Published on 06/09/2008

Activity Overview

Students learn to solve a real-world problem involving salt water. Students will determine the amount of sea salt needed to turn an aquarium into a simulated salt-water environment. They also experiment with items and check their buoyancy in water with varying salt concentrations.

Before the Activity

  • See the attached PDF file for detailed instructions for this activity
  • Print pages 16 - 22 from the attached PDF file for your class
  • Review the four steps of problem solving with the students
  • During the Activity

    Distribute the pages to the class.

    Follow the activity procedures:

  • Read the problem statement
  • Use the given information to create a plan
  • Create a chart showing how much salt will be required to make each 5-gallon fish tank as salty as the ocean, Mono Lake, and Great Salt Lake
  • Set up the three 5-gallon fish tanks with calculated amounts of salt to simulate saltiness of the ocean, Mono Lake and Great Salt Lake
  • Test different items to find which items float, stay buoyant, or sink in the three tanks and record the results
  • Compare the results and write an explanation for the results

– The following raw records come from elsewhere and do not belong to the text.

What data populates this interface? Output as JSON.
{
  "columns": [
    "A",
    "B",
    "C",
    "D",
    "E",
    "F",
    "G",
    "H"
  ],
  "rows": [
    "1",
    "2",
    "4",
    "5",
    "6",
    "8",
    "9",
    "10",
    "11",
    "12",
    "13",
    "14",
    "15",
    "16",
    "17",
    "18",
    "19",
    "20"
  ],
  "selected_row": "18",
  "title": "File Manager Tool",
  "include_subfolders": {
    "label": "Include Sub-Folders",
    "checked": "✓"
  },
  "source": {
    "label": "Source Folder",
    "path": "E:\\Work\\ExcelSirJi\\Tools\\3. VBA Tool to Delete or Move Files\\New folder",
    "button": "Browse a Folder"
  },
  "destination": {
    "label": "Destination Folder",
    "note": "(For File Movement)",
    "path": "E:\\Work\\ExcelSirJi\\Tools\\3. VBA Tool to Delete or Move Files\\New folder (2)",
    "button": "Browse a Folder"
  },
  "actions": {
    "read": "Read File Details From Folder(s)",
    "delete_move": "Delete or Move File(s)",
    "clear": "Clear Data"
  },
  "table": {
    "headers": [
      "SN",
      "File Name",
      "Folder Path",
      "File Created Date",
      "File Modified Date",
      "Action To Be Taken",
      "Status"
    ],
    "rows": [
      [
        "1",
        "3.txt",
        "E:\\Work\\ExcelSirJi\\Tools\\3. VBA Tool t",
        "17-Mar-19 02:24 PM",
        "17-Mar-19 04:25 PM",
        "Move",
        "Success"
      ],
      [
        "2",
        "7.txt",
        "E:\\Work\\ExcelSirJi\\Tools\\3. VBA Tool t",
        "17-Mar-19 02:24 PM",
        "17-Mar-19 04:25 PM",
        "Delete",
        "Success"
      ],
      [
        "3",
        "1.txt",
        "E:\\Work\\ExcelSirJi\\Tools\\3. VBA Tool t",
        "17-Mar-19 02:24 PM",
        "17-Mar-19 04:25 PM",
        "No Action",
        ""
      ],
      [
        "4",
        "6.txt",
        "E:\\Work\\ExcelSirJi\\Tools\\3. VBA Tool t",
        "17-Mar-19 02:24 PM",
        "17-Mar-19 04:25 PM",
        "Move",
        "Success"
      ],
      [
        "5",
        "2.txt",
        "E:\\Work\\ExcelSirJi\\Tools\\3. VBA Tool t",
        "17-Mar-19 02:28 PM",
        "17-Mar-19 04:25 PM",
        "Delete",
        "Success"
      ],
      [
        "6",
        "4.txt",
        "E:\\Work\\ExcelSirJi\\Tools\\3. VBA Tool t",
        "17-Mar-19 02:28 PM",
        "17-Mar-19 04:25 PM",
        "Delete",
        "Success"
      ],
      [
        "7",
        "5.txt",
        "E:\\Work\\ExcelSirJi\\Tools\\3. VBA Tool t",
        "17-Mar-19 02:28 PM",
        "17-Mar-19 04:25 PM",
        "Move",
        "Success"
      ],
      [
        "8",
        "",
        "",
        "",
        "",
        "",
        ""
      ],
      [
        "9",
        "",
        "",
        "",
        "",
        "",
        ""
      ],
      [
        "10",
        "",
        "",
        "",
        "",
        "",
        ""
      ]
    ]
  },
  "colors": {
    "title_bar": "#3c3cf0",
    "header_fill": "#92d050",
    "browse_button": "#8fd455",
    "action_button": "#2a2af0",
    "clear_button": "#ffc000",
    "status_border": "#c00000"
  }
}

  • Converting volumes
  • Use the calculator to solve word problems involving the interconversion of ounces to liters and gallons to liters
  • After the Activity

  • Review student results
  • As a class, discuss questions that appeared to be more challenging
  • Re-teach concepts as necessary